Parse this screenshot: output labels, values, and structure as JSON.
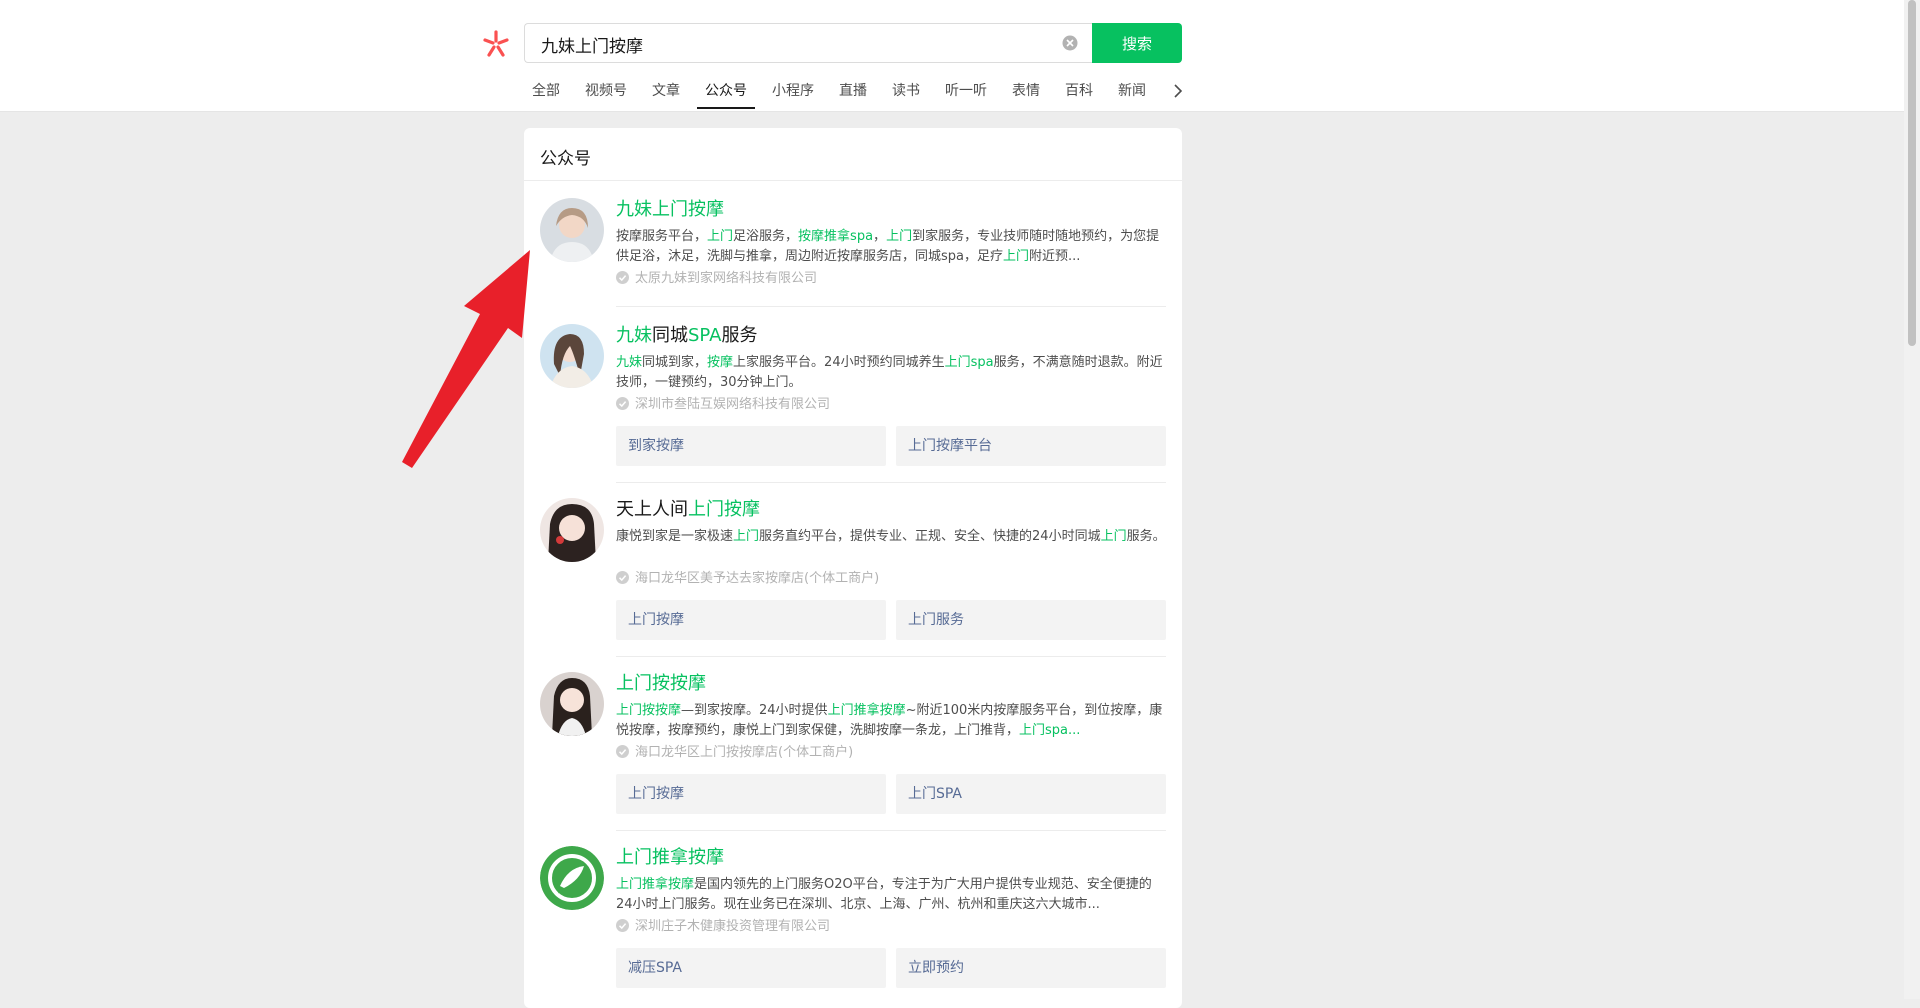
{
  "search": {
    "query": "九妹上门按摩",
    "button_label": "搜索"
  },
  "tabs": [
    "全部",
    "视频号",
    "文章",
    "公众号",
    "小程序",
    "直播",
    "读书",
    "听一听",
    "表情",
    "百科",
    "新闻"
  ],
  "active_tab": "公众号",
  "section_title": "公众号",
  "results": [
    {
      "title": [
        {
          "t": "九妹上门按摩",
          "h": true
        }
      ],
      "desc": [
        {
          "t": "按摩服务平台，",
          "h": false
        },
        {
          "t": "上门",
          "h": true
        },
        {
          "t": "足浴服务，",
          "h": false
        },
        {
          "t": "按摩推拿spa",
          "h": true
        },
        {
          "t": "，",
          "h": false
        },
        {
          "t": "上门",
          "h": true
        },
        {
          "t": "到家服务，专业技师随时随地预约，为您提供足浴，沐足，洗脚与推拿，周边附近按摩服务店，同城spa，足疗",
          "h": false
        },
        {
          "t": "上门",
          "h": true
        },
        {
          "t": "附近预...",
          "h": false
        }
      ],
      "owner": "太原九妹到家网络科技有限公司",
      "chips": []
    },
    {
      "title": [
        {
          "t": "九妹",
          "h": true
        },
        {
          "t": "同城",
          "h": false
        },
        {
          "t": "SPA",
          "h": true
        },
        {
          "t": "服务",
          "h": false
        }
      ],
      "desc": [
        {
          "t": "九妹",
          "h": true
        },
        {
          "t": "同城到家，",
          "h": false
        },
        {
          "t": "按摩",
          "h": true
        },
        {
          "t": "上家服务平台。24小时预约同城养生",
          "h": false
        },
        {
          "t": "上门spa",
          "h": true
        },
        {
          "t": "服务，不满意随时退款。附近技师，一键预约，30分钟上门。",
          "h": false
        }
      ],
      "owner": "深圳市叁陆互娱网络科技有限公司",
      "chips": [
        "到家按摩",
        "上门按摩平台"
      ]
    },
    {
      "title": [
        {
          "t": "天上人间",
          "h": false
        },
        {
          "t": "上门按摩",
          "h": true
        }
      ],
      "desc": [
        {
          "t": "康悦到家是一家极速",
          "h": false
        },
        {
          "t": "上门",
          "h": true
        },
        {
          "t": "服务直约平台，提供专业、正规、安全、快捷的24小时同城",
          "h": false
        },
        {
          "t": "上门",
          "h": true
        },
        {
          "t": "服务。",
          "h": false
        }
      ],
      "owner": "海口龙华区美予达去家按摩店(个体工商户)",
      "chips": [
        "上门按摩",
        "上门服务"
      ]
    },
    {
      "title": [
        {
          "t": "上门按按摩",
          "h": true
        }
      ],
      "desc": [
        {
          "t": "上门按按摩",
          "h": true
        },
        {
          "t": "—到家按摩。24小时提供",
          "h": false
        },
        {
          "t": "上门推拿按摩",
          "h": true
        },
        {
          "t": "~附近100米内按摩服务平台，到位按摩，康悦按摩，按摩预约，康悦上门到家保健，洗脚按摩一条龙，上门推背，",
          "h": false
        },
        {
          "t": "上门spa...",
          "h": true
        }
      ],
      "owner": "海口龙华区上门按按摩店(个体工商户)",
      "chips": [
        "上门按摩",
        "上门SPA"
      ]
    },
    {
      "title": [
        {
          "t": "上门推拿按摩",
          "h": true
        }
      ],
      "desc": [
        {
          "t": "上门推拿按摩",
          "h": true
        },
        {
          "t": "是国内领先的上门服务O2O平台，专注于为广大用户提供专业规范、安全便捷的24小时上门服务。现在业务已在深圳、北京、上海、广州、杭州和重庆这六大城市...",
          "h": false
        }
      ],
      "owner": "深圳庄子木健康投资管理有限公司",
      "chips": [
        "减压SPA",
        "立即预约"
      ]
    }
  ],
  "colors": {
    "brand_green": "#07c160",
    "link_blue": "#576b95",
    "annotation_red": "#e8202a"
  }
}
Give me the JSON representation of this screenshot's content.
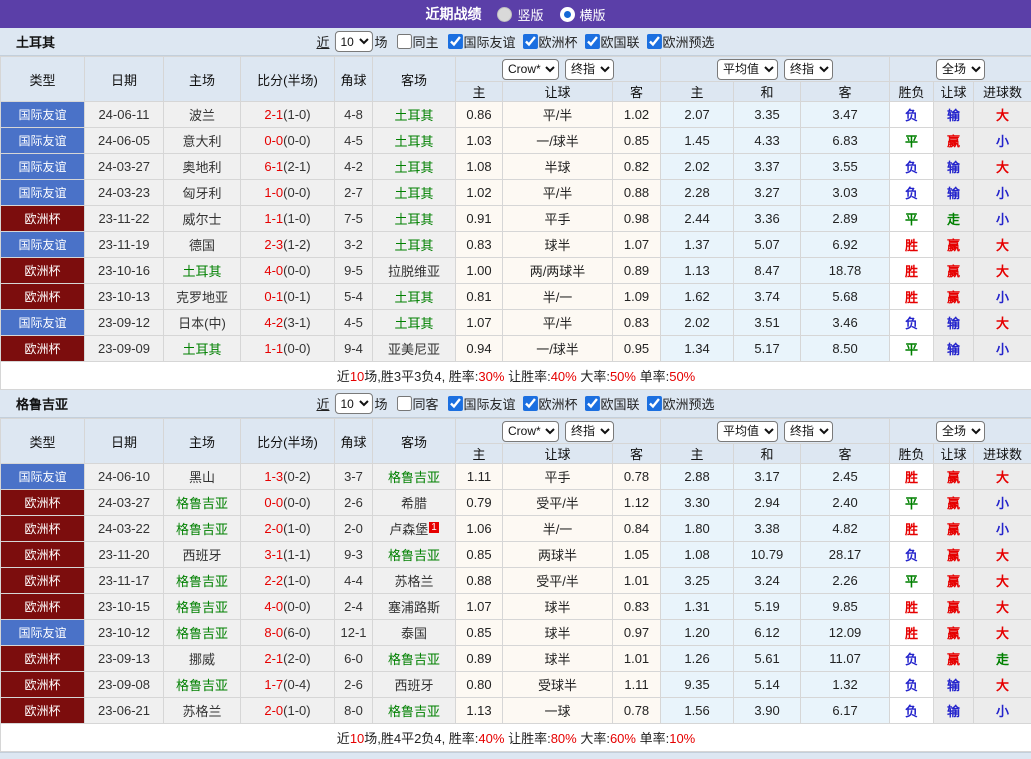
{
  "title_bar": {
    "title": "近期战绩",
    "vertical_label": "竖版",
    "horizontal_label": "横版"
  },
  "filter": {
    "near": "近",
    "count": "10",
    "games": "场",
    "leagues": [
      "国际友谊",
      "欧洲杯",
      "欧国联",
      "欧洲预选"
    ]
  },
  "dropdowns": {
    "bookmaker": "Crow*",
    "final_ah": "终指",
    "average": "平均值",
    "final_eu": "终指",
    "full_match": "全场"
  },
  "columns": {
    "type": "类型",
    "date": "日期",
    "home": "主场",
    "score": "比分(半场)",
    "corner": "角球",
    "away": "客场",
    "ah_home": "主",
    "handicap": "让球",
    "ah_away": "客",
    "eu_home": "主",
    "eu_draw": "和",
    "eu_away": "客",
    "wdl": "胜负",
    "hcp_result": "让球",
    "goals": "进球数"
  },
  "colors": {
    "accent": "#5b3fa8",
    "type": {
      "国际友谊": "#4a72c8",
      "欧洲杯": "#7c0d0d"
    },
    "team_name": "#008000",
    "score": "#e60000",
    "value": {
      "胜": "#e60000",
      "赢": "#e60000",
      "大": "#e60000",
      "平": "#008000",
      "走": "#008000",
      "负": "#2424cc",
      "输": "#2424cc",
      "小": "#2424cc"
    }
  },
  "sections": [
    {
      "team": "土耳其",
      "same_label": "同主",
      "rows": [
        {
          "type": "国际友谊",
          "date": "24-06-11",
          "home": "波兰",
          "homeTeam": false,
          "ft": "2-1",
          "ht": "(1-0)",
          "corner": "4-8",
          "away": "土耳其",
          "awayTeam": true,
          "awayBadge": null,
          "ah": [
            "0.86",
            "平/半",
            "1.02"
          ],
          "eu": [
            "2.07",
            "3.35",
            "3.47"
          ],
          "res": [
            "负",
            "输",
            "大"
          ]
        },
        {
          "type": "国际友谊",
          "date": "24-06-05",
          "home": "意大利",
          "homeTeam": false,
          "ft": "0-0",
          "ht": "(0-0)",
          "corner": "4-5",
          "away": "土耳其",
          "awayTeam": true,
          "awayBadge": null,
          "ah": [
            "1.03",
            "一/球半",
            "0.85"
          ],
          "eu": [
            "1.45",
            "4.33",
            "6.83"
          ],
          "res": [
            "平",
            "赢",
            "小"
          ]
        },
        {
          "type": "国际友谊",
          "date": "24-03-27",
          "home": "奥地利",
          "homeTeam": false,
          "ft": "6-1",
          "ht": "(2-1)",
          "corner": "4-2",
          "away": "土耳其",
          "awayTeam": true,
          "awayBadge": null,
          "ah": [
            "1.08",
            "半球",
            "0.82"
          ],
          "eu": [
            "2.02",
            "3.37",
            "3.55"
          ],
          "res": [
            "负",
            "输",
            "大"
          ]
        },
        {
          "type": "国际友谊",
          "date": "24-03-23",
          "home": "匈牙利",
          "homeTeam": false,
          "ft": "1-0",
          "ht": "(0-0)",
          "corner": "2-7",
          "away": "土耳其",
          "awayTeam": true,
          "awayBadge": null,
          "ah": [
            "1.02",
            "平/半",
            "0.88"
          ],
          "eu": [
            "2.28",
            "3.27",
            "3.03"
          ],
          "res": [
            "负",
            "输",
            "小"
          ]
        },
        {
          "type": "欧洲杯",
          "date": "23-11-22",
          "home": "威尔士",
          "homeTeam": false,
          "ft": "1-1",
          "ht": "(1-0)",
          "corner": "7-5",
          "away": "土耳其",
          "awayTeam": true,
          "awayBadge": null,
          "ah": [
            "0.91",
            "平手",
            "0.98"
          ],
          "eu": [
            "2.44",
            "3.36",
            "2.89"
          ],
          "res": [
            "平",
            "走",
            "小"
          ]
        },
        {
          "type": "国际友谊",
          "date": "23-11-19",
          "home": "德国",
          "homeTeam": false,
          "ft": "2-3",
          "ht": "(1-2)",
          "corner": "3-2",
          "away": "土耳其",
          "awayTeam": true,
          "awayBadge": null,
          "ah": [
            "0.83",
            "球半",
            "1.07"
          ],
          "eu": [
            "1.37",
            "5.07",
            "6.92"
          ],
          "res": [
            "胜",
            "赢",
            "大"
          ]
        },
        {
          "type": "欧洲杯",
          "date": "23-10-16",
          "home": "土耳其",
          "homeTeam": true,
          "ft": "4-0",
          "ht": "(0-0)",
          "corner": "9-5",
          "away": "拉脱维亚",
          "awayTeam": false,
          "awayBadge": null,
          "ah": [
            "1.00",
            "两/两球半",
            "0.89"
          ],
          "eu": [
            "1.13",
            "8.47",
            "18.78"
          ],
          "res": [
            "胜",
            "赢",
            "大"
          ]
        },
        {
          "type": "欧洲杯",
          "date": "23-10-13",
          "home": "克罗地亚",
          "homeTeam": false,
          "ft": "0-1",
          "ht": "(0-1)",
          "corner": "5-4",
          "away": "土耳其",
          "awayTeam": true,
          "awayBadge": null,
          "ah": [
            "0.81",
            "半/一",
            "1.09"
          ],
          "eu": [
            "1.62",
            "3.74",
            "5.68"
          ],
          "res": [
            "胜",
            "赢",
            "小"
          ]
        },
        {
          "type": "国际友谊",
          "date": "23-09-12",
          "home": "日本(中)",
          "homeTeam": false,
          "ft": "4-2",
          "ht": "(3-1)",
          "corner": "4-5",
          "away": "土耳其",
          "awayTeam": true,
          "awayBadge": null,
          "ah": [
            "1.07",
            "平/半",
            "0.83"
          ],
          "eu": [
            "2.02",
            "3.51",
            "3.46"
          ],
          "res": [
            "负",
            "输",
            "大"
          ]
        },
        {
          "type": "欧洲杯",
          "date": "23-09-09",
          "home": "土耳其",
          "homeTeam": true,
          "ft": "1-1",
          "ht": "(0-0)",
          "corner": "9-4",
          "away": "亚美尼亚",
          "awayTeam": false,
          "awayBadge": null,
          "ah": [
            "0.94",
            "一/球半",
            "0.95"
          ],
          "eu": [
            "1.34",
            "5.17",
            "8.50"
          ],
          "res": [
            "平",
            "输",
            "小"
          ]
        }
      ],
      "summary": [
        {
          "t": "近"
        },
        {
          "t": "10",
          "r": 1
        },
        {
          "t": "场,胜3平3负4, 胜率:"
        },
        {
          "t": "30%",
          "r": 1
        },
        {
          "t": " 让胜率:"
        },
        {
          "t": "40%",
          "r": 1
        },
        {
          "t": " 大率:"
        },
        {
          "t": "50%",
          "r": 1
        },
        {
          "t": " 单率:"
        },
        {
          "t": "50%",
          "r": 1
        }
      ]
    },
    {
      "team": "格鲁吉亚",
      "same_label": "同客",
      "rows": [
        {
          "type": "国际友谊",
          "date": "24-06-10",
          "home": "黑山",
          "homeTeam": false,
          "ft": "1-3",
          "ht": "(0-2)",
          "corner": "3-7",
          "away": "格鲁吉亚",
          "awayTeam": true,
          "awayBadge": null,
          "ah": [
            "1.11",
            "平手",
            "0.78"
          ],
          "eu": [
            "2.88",
            "3.17",
            "2.45"
          ],
          "res": [
            "胜",
            "赢",
            "大"
          ]
        },
        {
          "type": "欧洲杯",
          "date": "24-03-27",
          "home": "格鲁吉亚",
          "homeTeam": true,
          "ft": "0-0",
          "ht": "(0-0)",
          "corner": "2-6",
          "away": "希腊",
          "awayTeam": false,
          "awayBadge": null,
          "ah": [
            "0.79",
            "受平/半",
            "1.12"
          ],
          "eu": [
            "3.30",
            "2.94",
            "2.40"
          ],
          "res": [
            "平",
            "赢",
            "小"
          ]
        },
        {
          "type": "欧洲杯",
          "date": "24-03-22",
          "home": "格鲁吉亚",
          "homeTeam": true,
          "ft": "2-0",
          "ht": "(1-0)",
          "corner": "2-0",
          "away": "卢森堡",
          "awayTeam": false,
          "awayBadge": "1",
          "ah": [
            "1.06",
            "半/一",
            "0.84"
          ],
          "eu": [
            "1.80",
            "3.38",
            "4.82"
          ],
          "res": [
            "胜",
            "赢",
            "小"
          ]
        },
        {
          "type": "欧洲杯",
          "date": "23-11-20",
          "home": "西班牙",
          "homeTeam": false,
          "ft": "3-1",
          "ht": "(1-1)",
          "corner": "9-3",
          "away": "格鲁吉亚",
          "awayTeam": true,
          "awayBadge": null,
          "ah": [
            "0.85",
            "两球半",
            "1.05"
          ],
          "eu": [
            "1.08",
            "10.79",
            "28.17"
          ],
          "res": [
            "负",
            "赢",
            "大"
          ]
        },
        {
          "type": "欧洲杯",
          "date": "23-11-17",
          "home": "格鲁吉亚",
          "homeTeam": true,
          "ft": "2-2",
          "ht": "(1-0)",
          "corner": "4-4",
          "away": "苏格兰",
          "awayTeam": false,
          "awayBadge": null,
          "ah": [
            "0.88",
            "受平/半",
            "1.01"
          ],
          "eu": [
            "3.25",
            "3.24",
            "2.26"
          ],
          "res": [
            "平",
            "赢",
            "大"
          ]
        },
        {
          "type": "欧洲杯",
          "date": "23-10-15",
          "home": "格鲁吉亚",
          "homeTeam": true,
          "ft": "4-0",
          "ht": "(0-0)",
          "corner": "2-4",
          "away": "塞浦路斯",
          "awayTeam": false,
          "awayBadge": null,
          "ah": [
            "1.07",
            "球半",
            "0.83"
          ],
          "eu": [
            "1.31",
            "5.19",
            "9.85"
          ],
          "res": [
            "胜",
            "赢",
            "大"
          ]
        },
        {
          "type": "国际友谊",
          "date": "23-10-12",
          "home": "格鲁吉亚",
          "homeTeam": true,
          "ft": "8-0",
          "ht": "(6-0)",
          "corner": "12-1",
          "away": "泰国",
          "awayTeam": false,
          "awayBadge": null,
          "ah": [
            "0.85",
            "球半",
            "0.97"
          ],
          "eu": [
            "1.20",
            "6.12",
            "12.09"
          ],
          "res": [
            "胜",
            "赢",
            "大"
          ]
        },
        {
          "type": "欧洲杯",
          "date": "23-09-13",
          "home": "挪威",
          "homeTeam": false,
          "ft": "2-1",
          "ht": "(2-0)",
          "corner": "6-0",
          "away": "格鲁吉亚",
          "awayTeam": true,
          "awayBadge": null,
          "ah": [
            "0.89",
            "球半",
            "1.01"
          ],
          "eu": [
            "1.26",
            "5.61",
            "11.07"
          ],
          "res": [
            "负",
            "赢",
            "走"
          ]
        },
        {
          "type": "欧洲杯",
          "date": "23-09-08",
          "home": "格鲁吉亚",
          "homeTeam": true,
          "ft": "1-7",
          "ht": "(0-4)",
          "corner": "2-6",
          "away": "西班牙",
          "awayTeam": false,
          "awayBadge": null,
          "ah": [
            "0.80",
            "受球半",
            "1.11"
          ],
          "eu": [
            "9.35",
            "5.14",
            "1.32"
          ],
          "res": [
            "负",
            "输",
            "大"
          ]
        },
        {
          "type": "欧洲杯",
          "date": "23-06-21",
          "home": "苏格兰",
          "homeTeam": false,
          "ft": "2-0",
          "ht": "(1-0)",
          "corner": "8-0",
          "away": "格鲁吉亚",
          "awayTeam": true,
          "awayBadge": null,
          "ah": [
            "1.13",
            "一球",
            "0.78"
          ],
          "eu": [
            "1.56",
            "3.90",
            "6.17"
          ],
          "res": [
            "负",
            "输",
            "小"
          ]
        }
      ],
      "summary": [
        {
          "t": "近"
        },
        {
          "t": "10",
          "r": 1
        },
        {
          "t": "场,胜4平2负4, 胜率:"
        },
        {
          "t": "40%",
          "r": 1
        },
        {
          "t": " 让胜率:"
        },
        {
          "t": "80%",
          "r": 1
        },
        {
          "t": " 大率:"
        },
        {
          "t": "60%",
          "r": 1
        },
        {
          "t": " 单率:"
        },
        {
          "t": "10%",
          "r": 1
        }
      ]
    }
  ]
}
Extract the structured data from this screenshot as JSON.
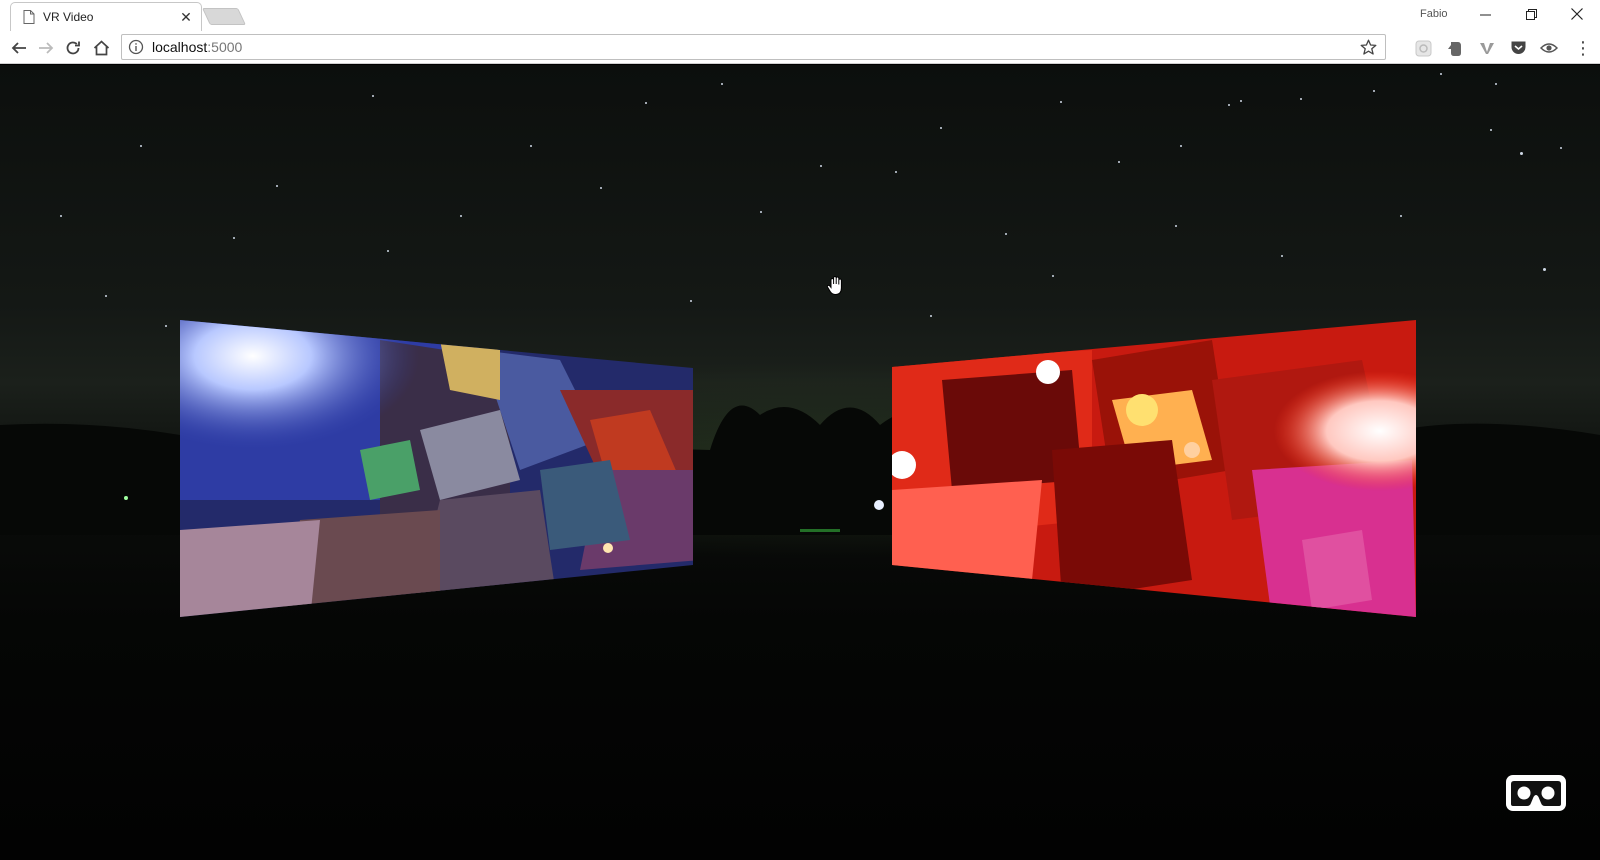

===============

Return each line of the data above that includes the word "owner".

      "owner": "太原九妹到家网络科技有限公司",
      "owner": "深圳市叁陆互娱网络科技有限公司",
      "owner": "海口龙华区美予达去家按摩店(个体工商户)",
      "owner": "海口龙华区上门按按摩店(个体工商户)",
      "owner": "深圳庄子木健康投资管理有限公司",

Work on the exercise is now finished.